You cannot claim back SSP paid to an employee who was on sick leave for a non-coronavirus related reason.

Employees who are self isolating because they have returned to the UK from abroad are not entitled to SSP and so therefore are also not covered by the scheme.

If you can claim back, you will be able to claim back two weeks’ SSP at the relevant rate. The current weekly rate is £95.85. Before 6 April the weekly rate was £94.25. If you provide Company Sick Pay on top of SSP, the Government will only reimburse you the amount of the SSP.

The scheme covers all employment contracts, including agency and zero-hour contracts.

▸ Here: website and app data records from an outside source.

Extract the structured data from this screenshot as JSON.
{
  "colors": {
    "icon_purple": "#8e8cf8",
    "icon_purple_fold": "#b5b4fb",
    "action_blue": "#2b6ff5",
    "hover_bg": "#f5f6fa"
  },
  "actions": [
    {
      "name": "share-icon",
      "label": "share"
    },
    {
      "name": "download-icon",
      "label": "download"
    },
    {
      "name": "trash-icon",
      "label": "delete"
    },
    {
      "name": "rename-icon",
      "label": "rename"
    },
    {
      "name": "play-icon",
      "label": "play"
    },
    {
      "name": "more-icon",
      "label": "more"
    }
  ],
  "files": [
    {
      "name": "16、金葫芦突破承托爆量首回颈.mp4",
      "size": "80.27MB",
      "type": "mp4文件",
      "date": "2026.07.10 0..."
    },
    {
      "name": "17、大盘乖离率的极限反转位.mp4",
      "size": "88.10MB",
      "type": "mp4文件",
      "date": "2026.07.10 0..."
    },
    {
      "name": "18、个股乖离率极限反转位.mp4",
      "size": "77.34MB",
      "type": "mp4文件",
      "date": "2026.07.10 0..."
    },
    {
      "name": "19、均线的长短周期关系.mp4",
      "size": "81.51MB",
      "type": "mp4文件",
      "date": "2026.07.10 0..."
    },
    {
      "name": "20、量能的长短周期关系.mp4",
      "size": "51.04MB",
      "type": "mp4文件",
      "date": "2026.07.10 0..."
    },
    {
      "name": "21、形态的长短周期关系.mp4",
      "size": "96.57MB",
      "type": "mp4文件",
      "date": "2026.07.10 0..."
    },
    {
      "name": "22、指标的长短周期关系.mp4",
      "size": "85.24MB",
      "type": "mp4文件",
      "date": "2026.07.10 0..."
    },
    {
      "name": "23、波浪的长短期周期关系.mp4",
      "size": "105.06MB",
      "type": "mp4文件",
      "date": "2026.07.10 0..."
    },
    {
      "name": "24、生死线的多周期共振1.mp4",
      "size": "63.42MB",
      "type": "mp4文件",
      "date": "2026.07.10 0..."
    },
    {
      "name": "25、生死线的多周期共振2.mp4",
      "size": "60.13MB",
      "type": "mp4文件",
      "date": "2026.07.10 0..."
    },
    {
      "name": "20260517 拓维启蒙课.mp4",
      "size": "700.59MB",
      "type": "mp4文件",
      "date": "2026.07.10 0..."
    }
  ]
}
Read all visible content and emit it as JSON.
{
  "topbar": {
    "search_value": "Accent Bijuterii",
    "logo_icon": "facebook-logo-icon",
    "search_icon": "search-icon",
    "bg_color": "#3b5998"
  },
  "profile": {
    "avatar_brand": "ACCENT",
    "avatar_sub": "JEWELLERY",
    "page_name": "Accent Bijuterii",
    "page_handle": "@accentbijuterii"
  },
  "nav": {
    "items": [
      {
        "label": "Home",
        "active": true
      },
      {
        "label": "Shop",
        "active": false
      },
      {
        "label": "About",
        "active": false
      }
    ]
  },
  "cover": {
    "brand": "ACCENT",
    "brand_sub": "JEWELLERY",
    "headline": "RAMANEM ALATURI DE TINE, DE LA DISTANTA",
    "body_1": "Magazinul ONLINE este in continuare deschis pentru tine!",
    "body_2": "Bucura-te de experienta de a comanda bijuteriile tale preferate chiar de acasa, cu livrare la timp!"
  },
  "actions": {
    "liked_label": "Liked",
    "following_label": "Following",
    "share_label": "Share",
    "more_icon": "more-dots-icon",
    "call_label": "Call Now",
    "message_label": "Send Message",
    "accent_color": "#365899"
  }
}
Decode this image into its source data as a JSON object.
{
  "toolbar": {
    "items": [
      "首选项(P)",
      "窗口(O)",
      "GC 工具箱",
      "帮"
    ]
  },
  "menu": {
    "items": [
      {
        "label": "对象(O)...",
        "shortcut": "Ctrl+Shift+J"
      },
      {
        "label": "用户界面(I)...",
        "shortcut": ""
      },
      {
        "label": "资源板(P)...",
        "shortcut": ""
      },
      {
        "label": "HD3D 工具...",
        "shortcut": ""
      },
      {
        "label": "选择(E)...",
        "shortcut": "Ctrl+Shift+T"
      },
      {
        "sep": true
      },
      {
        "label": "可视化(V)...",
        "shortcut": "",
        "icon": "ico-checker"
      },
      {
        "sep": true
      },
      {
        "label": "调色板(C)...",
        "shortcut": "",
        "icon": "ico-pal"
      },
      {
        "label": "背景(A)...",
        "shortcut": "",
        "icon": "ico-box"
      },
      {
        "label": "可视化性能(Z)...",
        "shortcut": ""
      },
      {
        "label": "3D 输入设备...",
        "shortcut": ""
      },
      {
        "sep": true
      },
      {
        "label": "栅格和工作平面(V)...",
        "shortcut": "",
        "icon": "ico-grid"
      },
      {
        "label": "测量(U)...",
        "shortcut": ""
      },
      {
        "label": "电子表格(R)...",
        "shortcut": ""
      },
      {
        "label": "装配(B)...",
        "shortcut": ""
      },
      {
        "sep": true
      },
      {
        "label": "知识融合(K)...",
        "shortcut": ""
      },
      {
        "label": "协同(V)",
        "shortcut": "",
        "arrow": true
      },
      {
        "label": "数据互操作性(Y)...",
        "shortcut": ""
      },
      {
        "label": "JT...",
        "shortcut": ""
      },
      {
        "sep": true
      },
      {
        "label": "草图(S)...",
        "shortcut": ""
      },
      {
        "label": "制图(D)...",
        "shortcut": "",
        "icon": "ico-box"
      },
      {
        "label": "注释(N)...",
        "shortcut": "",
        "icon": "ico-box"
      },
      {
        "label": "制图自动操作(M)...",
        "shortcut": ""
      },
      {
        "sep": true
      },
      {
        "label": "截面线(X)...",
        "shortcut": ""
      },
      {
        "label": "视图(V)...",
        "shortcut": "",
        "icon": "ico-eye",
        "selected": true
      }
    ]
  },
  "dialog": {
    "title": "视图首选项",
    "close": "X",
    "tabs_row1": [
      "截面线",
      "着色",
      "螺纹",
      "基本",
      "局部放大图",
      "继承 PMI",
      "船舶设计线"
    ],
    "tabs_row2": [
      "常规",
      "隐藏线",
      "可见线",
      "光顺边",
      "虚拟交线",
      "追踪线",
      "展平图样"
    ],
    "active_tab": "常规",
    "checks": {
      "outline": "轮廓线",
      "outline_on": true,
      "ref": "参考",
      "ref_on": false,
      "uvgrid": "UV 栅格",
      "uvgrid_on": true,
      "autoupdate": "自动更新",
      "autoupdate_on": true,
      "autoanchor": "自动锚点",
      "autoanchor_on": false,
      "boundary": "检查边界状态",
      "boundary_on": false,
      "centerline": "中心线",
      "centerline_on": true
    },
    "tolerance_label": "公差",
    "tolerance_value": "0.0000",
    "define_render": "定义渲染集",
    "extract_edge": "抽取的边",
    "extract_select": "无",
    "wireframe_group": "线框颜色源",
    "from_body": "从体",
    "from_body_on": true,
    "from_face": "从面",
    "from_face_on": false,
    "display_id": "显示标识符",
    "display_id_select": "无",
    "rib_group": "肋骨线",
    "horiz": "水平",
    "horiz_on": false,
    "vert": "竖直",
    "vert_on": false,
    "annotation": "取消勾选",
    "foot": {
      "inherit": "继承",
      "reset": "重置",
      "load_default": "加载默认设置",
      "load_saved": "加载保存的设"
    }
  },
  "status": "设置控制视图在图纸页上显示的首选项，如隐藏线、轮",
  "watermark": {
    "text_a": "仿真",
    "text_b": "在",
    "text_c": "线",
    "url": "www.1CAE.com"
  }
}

Can I claim from the CJRS and the CSSPRS for the same employee?

You are allowed to claim from both the Coronavirus Job Retention Scheme (CJRS) and the Coronavirus Statutory Sick Pay Rebate Scheme for the same employee but not for the same time period. An employee currently on furlough does not qualify for SSP and so would not be covered by the scheme. If a previously furloughed employee returns to work and subsequently develops coronavirus symptoms, they would go on sick leave and qualify for SSP. You could then reclaim two weeks of the SSP paid to that employee from the Government. Some employers may have chosen to furlough employees who are shielding or self-isolating. In that case the employee is not eligible for SSP and so not covered by the rebate scheme.

How do I submit a claim for the Coronavirus Statutory Sick Pay Rebate Scheme?

Claims can be submitted from 26 May on the Government website. You must have already paid the SSP to the employee before submitting the claim. Before going online to submit a claim you must know how many employees you are claiming for, the start and end dates of the claim period, and the total amount of SSP you are claiming back. You do not need to ask employees for a fit note from their doctor to submit a claim. If the pay period for an employee began before 13 March, you must use 13 March as the start date.

If you use an agent who is authorised to do PAYE for you, they can submit a claim on your behalf.

If you are unable to claim online, HMRC will have sent you a letter on how to claim. If you have not received a letter you should contact HMRC.

If you are an employer with questions regarding the Coronavirus Statutory Sick Pay Rebate Scheme, or you are unsure as to the guidance involving furlough leave, you can contact the team today on 023 8071 7717 or email employment@warnergoodman.co.uk.  Our offices are currently closed for face to face appointments, however we are working remotely and can discuss your questions with you at your convenience.

ENDS

This is for information purposes only and is no substitute for, and should not be interpreted as, legal advice.  All content was correct at the time of publishing and we cannot be held responsible for any changes that may invalidate this article.